- **How to complete this task**
Even where a line looks wrong, copy it exactly and include every entry.

Top of Data excerpts

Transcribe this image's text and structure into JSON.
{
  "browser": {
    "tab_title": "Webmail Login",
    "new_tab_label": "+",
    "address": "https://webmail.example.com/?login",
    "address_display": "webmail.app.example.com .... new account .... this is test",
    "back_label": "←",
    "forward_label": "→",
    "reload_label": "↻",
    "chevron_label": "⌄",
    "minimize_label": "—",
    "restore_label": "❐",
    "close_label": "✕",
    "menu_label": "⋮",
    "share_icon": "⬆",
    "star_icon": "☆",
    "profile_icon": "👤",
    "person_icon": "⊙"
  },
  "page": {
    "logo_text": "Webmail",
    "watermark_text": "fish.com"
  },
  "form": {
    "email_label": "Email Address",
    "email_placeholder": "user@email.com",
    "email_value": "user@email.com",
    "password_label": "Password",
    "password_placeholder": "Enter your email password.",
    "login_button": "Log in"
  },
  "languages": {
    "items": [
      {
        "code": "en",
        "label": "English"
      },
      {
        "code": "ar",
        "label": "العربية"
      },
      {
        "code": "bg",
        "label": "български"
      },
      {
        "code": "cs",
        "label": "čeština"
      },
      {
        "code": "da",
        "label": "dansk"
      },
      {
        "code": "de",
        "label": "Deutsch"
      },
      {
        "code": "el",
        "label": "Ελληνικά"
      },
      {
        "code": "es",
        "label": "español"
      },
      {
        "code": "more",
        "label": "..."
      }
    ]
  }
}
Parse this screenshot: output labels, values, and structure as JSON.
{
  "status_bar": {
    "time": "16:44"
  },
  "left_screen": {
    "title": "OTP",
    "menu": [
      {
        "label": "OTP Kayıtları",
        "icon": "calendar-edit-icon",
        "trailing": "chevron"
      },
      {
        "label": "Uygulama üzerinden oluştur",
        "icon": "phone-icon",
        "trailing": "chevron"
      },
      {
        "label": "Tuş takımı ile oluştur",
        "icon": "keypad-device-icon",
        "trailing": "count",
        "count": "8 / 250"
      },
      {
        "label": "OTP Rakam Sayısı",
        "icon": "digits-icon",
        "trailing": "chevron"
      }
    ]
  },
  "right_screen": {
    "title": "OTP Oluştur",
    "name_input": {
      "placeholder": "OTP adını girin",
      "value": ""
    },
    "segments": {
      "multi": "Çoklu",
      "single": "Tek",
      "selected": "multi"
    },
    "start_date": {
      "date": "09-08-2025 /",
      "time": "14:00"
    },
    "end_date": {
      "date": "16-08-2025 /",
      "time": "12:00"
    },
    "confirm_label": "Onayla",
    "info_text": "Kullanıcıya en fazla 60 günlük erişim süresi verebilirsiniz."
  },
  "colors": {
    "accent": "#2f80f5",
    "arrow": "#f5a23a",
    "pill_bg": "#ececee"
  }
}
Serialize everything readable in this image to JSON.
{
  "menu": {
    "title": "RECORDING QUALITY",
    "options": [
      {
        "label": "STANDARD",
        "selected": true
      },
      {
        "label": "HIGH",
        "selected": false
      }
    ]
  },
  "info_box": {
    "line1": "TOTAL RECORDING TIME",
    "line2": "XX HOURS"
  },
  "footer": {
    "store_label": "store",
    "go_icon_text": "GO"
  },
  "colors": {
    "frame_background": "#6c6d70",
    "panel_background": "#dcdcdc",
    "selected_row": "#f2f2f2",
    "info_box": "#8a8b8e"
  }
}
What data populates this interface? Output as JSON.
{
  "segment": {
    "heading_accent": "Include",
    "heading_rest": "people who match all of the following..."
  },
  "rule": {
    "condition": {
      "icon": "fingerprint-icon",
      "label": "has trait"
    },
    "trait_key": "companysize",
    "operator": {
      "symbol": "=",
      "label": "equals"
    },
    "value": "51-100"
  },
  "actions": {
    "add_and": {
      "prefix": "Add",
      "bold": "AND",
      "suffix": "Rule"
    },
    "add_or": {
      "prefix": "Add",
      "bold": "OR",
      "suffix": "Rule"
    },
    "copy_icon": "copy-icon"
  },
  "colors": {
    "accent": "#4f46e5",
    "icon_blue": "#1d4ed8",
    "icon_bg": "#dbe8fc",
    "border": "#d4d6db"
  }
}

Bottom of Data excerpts

- **Your solution**
Transcribe this image's text and structure into JSON.
{
  "browser": {
    "tab_title": "Webmail Login",
    "new_tab_label": "+",
    "address": "https://webmail.example.com/?login",
    "address_display": "webmail.app.example.com .... new account .... this is test",
    "back_label": "←",
    "forward_label": "→",
    "reload_label": "↻",
    "chevron_label": "⌄",
    "minimize_label": "—",
    "restore_label": "❐",
    "close_label": "✕",
    "menu_label": "⋮",
    "share_icon": "⬆",
    "star_icon": "☆",
    "profile_icon": "👤",
    "person_icon": "⊙"
  },
  "page": {
    "logo_text": "Webmail",
    "watermark_text": "fish.com"
  },
  "form": {
    "email_label": "Email Address",
    "email_placeholder": "user@email.com",
    "email_value": "user@email.com",
    "password_label": "Password",
    "password_placeholder": "Enter your email password.",
    "login_button": "Log in"
  },
  "languages": {
    "items": [
      {
        "code": "en",
        "label": "English"
      },
      {
        "code": "ar",
        "label": "العربية"
      },
      {
        "code": "bg",
        "label": "български"
      },
      {
        "code": "cs",
        "label": "čeština"
      },
      {
        "code": "da",
        "label": "dansk"
      },
      {
        "code": "de",
        "label": "Deutsch"
      },
      {
        "code": "el",
        "label": "Ελληνικά"
      },
      {
        "code": "es",
        "label": "español"
      },
      {
        "code": "more",
        "label": "..."
      }
    ]
  }
}
Parse this screenshot: output labels, values, and structure as JSON.
{
  "status_bar": {
    "time": "16:44"
  },
  "left_screen": {
    "title": "OTP",
    "menu": [
      {
        "label": "OTP Kayıtları",
        "icon": "calendar-edit-icon",
        "trailing": "chevron"
      },
      {
        "label": "Uygulama üzerinden oluştur",
        "icon": "phone-icon",
        "trailing": "chevron"
      },
      {
        "label": "Tuş takımı ile oluştur",
        "icon": "keypad-device-icon",
        "trailing": "count",
        "count": "8 / 250"
      },
      {
        "label": "OTP Rakam Sayısı",
        "icon": "digits-icon",
        "trailing": "chevron"
      }
    ]
  },
  "right_screen": {
    "title": "OTP Oluştur",
    "name_input": {
      "placeholder": "OTP adını girin",
      "value": ""
    },
    "segments": {
      "multi": "Çoklu",
      "single": "Tek",
      "selected": "multi"
    },
    "start_date": {
      "date": "09-08-2025 /",
      "time": "14:00"
    },
    "end_date": {
      "date": "16-08-2025 /",
      "time": "12:00"
    },
    "confirm_label": "Onayla",
    "info_text": "Kullanıcıya en fazla 60 günlük erişim süresi verebilirsiniz."
  },
  "colors": {
    "accent": "#2f80f5",
    "arrow": "#f5a23a",
    "pill_bg": "#ececee"
  }
}
Serialize everything readable in this image to JSON.
{
  "menu": {
    "title": "RECORDING QUALITY",
    "options": [
      {
        "label": "STANDARD",
        "selected": true
      },
      {
        "label": "HIGH",
        "selected": false
      }
    ]
  },
  "info_box": {
    "line1": "TOTAL RECORDING TIME",
    "line2": "XX HOURS"
  },
  "footer": {
    "store_label": "store",
    "go_icon_text": "GO"
  },
  "colors": {
    "frame_background": "#6c6d70",
    "panel_background": "#dcdcdc",
    "selected_row": "#f2f2f2",
    "info_box": "#8a8b8e"
  }
}
What data populates this interface? Output as JSON.
{
  "segment": {
    "heading_accent": "Include",
    "heading_rest": "people who match all of the following..."
  },
  "rule": {
    "condition": {
      "icon": "fingerprint-icon",
      "label": "has trait"
    },
    "trait_key": "companysize",
    "operator": {
      "symbol": "=",
      "label": "equals"
    },
    "value": "51-100"
  },
  "actions": {
    "add_and": {
      "prefix": "Add",
      "bold": "AND",
      "suffix": "Rule"
    },
    "add_or": {
      "prefix": "Add",
      "bold": "OR",
      "suffix": "Rule"
    },
    "copy_icon": "copy-icon"
  },
  "colors": {
    "accent": "#4f46e5",
    "icon_blue": "#1d4ed8",
    "icon_bg": "#dbe8fc",
    "border": "#d4d6db"
  }
}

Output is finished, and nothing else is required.